Local Scientists, Climate Leaders Call for Immediate Action Following UN Climate Change Report
A major new climate change report says global temperatures are expected to increase by 1.5 degrees Celsius above pre-industrial levels in the next two decades, bringing more heatwaves, droughts, flooding, wildfires, and other climate disasters.
More than 200 scientists from more than 60 countries worked on the report, which was released Monday by the UN’s Intergovernmental Panel on Climate Change (IPCC). The report, the first major review of its kind since 2013, draws upon more than 14,000 individual studies and is being described as a “code red for humanity.”
It warns that coastal communities could experience as much as a six-foot rise in sea levels by the end of this century and that the hotter future is essentially locked in due to lack of action on carbon emissions.
“The new IPCC report projects that sea level is likely to rise by a little less than a foot by 2050, so that’s only 30 years away, regardless of the emissions scenario around how much we emit,” said Jessica Tierney, an author of the report and associate professor of geosciences, University of Arizona. There will be regional differences, but so far, the Cape and Islands are expected to experience serious consequences from sea level rise, coastal flooding, erosion, and storm surge.
“You may have heard the phrase: We’re not all in same boat but we are all in the same storm.

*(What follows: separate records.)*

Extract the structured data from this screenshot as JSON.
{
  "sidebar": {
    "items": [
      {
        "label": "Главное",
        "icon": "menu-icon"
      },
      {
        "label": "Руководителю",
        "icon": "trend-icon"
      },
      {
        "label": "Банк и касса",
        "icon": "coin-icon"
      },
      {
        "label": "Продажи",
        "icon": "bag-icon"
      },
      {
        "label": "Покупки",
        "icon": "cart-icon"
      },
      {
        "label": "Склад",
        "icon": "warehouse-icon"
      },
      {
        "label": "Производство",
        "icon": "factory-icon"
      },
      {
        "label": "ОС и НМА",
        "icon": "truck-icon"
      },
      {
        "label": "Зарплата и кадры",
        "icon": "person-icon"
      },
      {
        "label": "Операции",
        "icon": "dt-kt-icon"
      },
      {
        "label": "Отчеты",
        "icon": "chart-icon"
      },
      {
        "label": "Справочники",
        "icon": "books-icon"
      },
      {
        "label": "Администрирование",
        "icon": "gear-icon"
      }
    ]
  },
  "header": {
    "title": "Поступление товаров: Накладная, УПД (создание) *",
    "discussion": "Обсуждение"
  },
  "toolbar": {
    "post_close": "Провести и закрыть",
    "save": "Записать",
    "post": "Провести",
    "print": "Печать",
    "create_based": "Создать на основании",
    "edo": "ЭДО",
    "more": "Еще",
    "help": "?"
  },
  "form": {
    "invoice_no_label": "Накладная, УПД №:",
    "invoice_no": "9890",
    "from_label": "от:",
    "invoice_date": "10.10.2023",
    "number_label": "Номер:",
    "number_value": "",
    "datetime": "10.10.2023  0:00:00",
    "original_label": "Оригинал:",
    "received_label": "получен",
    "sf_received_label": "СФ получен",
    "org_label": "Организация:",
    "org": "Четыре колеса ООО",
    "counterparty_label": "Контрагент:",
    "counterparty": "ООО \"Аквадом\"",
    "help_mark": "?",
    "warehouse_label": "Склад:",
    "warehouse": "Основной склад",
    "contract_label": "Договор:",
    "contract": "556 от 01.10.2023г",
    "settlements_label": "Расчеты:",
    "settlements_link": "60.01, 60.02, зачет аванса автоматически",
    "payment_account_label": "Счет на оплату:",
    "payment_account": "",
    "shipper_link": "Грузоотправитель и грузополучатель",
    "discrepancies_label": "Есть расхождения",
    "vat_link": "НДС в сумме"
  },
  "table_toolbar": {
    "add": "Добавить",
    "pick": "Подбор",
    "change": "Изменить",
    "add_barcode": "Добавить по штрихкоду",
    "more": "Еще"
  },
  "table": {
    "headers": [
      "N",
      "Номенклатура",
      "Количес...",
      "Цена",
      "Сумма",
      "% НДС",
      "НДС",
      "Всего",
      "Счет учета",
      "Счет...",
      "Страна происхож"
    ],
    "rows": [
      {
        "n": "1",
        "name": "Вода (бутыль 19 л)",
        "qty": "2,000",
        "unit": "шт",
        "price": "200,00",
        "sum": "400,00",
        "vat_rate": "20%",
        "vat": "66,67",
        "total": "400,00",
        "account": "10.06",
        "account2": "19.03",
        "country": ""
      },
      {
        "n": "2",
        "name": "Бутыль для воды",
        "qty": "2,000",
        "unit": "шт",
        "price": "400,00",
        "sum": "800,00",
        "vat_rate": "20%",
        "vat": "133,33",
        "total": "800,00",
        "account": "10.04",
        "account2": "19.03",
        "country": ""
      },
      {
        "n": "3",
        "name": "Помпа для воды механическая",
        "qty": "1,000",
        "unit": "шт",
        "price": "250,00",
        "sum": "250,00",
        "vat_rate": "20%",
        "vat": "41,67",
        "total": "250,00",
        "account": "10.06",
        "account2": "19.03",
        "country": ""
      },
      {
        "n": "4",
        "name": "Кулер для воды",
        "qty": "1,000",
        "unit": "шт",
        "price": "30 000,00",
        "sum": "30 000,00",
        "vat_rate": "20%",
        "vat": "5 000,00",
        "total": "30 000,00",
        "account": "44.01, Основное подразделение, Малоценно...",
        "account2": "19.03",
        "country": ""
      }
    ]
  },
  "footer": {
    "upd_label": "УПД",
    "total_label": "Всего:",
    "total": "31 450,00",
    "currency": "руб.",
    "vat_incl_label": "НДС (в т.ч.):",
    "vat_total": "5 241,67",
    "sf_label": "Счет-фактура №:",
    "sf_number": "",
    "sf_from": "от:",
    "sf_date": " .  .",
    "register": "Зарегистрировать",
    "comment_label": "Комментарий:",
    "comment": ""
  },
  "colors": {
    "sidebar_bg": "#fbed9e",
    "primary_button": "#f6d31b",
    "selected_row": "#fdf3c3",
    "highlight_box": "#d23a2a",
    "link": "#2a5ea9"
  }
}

And that’s incredibly true for climate change,” said Heather Goldstone, an ocean scientist and chief communications officer at Woodwell Climate Research Center in Woods Hole.
Rising sea levels are particularly concerning for the Cape, where officials with the Cape Cod Commission say storm surge and sea level rise could lead to $50 billion in losses from damaged roads and homes, lost tax revenue, reduced beach tourism, and decreased land value.
“This isn’t going to get better as soon as we stop emitting greenhouse gasses,” Goldstone said. “And so we have to look that in the face and plan for that for the next 30 to 50 years to ensure that, while this might be what we’re stuck with, we can do as much as possible to limit the damage of extreme weather, whether that’s flooding, drought, heat waves, or fire.”
Action, she said, must be taken at every level, by those who run everything from countries to counties.
“We have a critical role in adaptation planning,” Goldstone said. “That’s really where all adaptation planning is happening, is at the local level. What do we do with our beaches, our roads, our septic and sewer systems? How do we make ourselves resilient? That’s local.”
The bottom line, the report warns, is that the world needs to move away from burning fossil fuels immediately. If countries and industries are able to stop adding greenhouse gases to the atmosphere by 2050 — and remove large amounts of carbon from the air — it could keep temperatures from rising above 1.5 degrees Celsius, which would prevent additional catastrophic damage.
“Every point-one, and every point-five, of a degree Celsius makes a really big difference in the risks that we’re facing when you translate those into actual changes in the climate and changes in our weather. It makes a big difference in terms of the frequency and severity of drought, the frequency and severity of flooding. It makes a big difference in how high sea level eventually gets,” Goldstone said. “It makes a big difference in all of the aspects of the climate that we actually feel, even if the difference between 1.1 and 1.5 and 2 degrees Celsius of warming doesn’t seem like a big deal to most of us.”
If global warming hits 2 degrees Celsius, heat waves are expected to be 14 times more common, and every tenth of a degree further could carry additional climate consequences. Already, the report said, since 1950 heat waves have become significantly hotter and longer-lasting in much of the world. Experts warn that if global temperatures rise by 2 degrees, 3 degrees or even 4 degrees Celsius, compared with the preindustrial era, parts of the world would start becoming uninhabitable for humans and natural systems would begin crossing “tipping points,” like the irreversible collapse of ice sheets in Greenland and West Antarctica.
Now, climate scientists and local leaders are looking ahead to the COP26 climate talks in Glasgow, where politicians, business leaders and policy makers will meet in 12 weeks to potentially increase their existing climate commitments.
“The sense of urgency is the most critical thing,” said Rich Delaney, executive director of the Cape Cod Climate Change Collaborative and Center for Coastal Studies in Provincetown. “We don’t have any more time to waste. We’ve wasted decades. If this [report and COP26] doesn’t serve as a catalyst for dramatic change, we are in big trouble.”
Goldstone agreed, but added there’s still time to turn things around.
“At this point, climate emergency, climate crisis, yes, that’s where we are. … [But] an emergency, just like a deep cut on your arm, is one that is urgent and demands action and there is action that you can take,” she said. “If there’s nothing that you can do about it, it’s not an emergency. It’s just a tragedy. We’re not there yet.”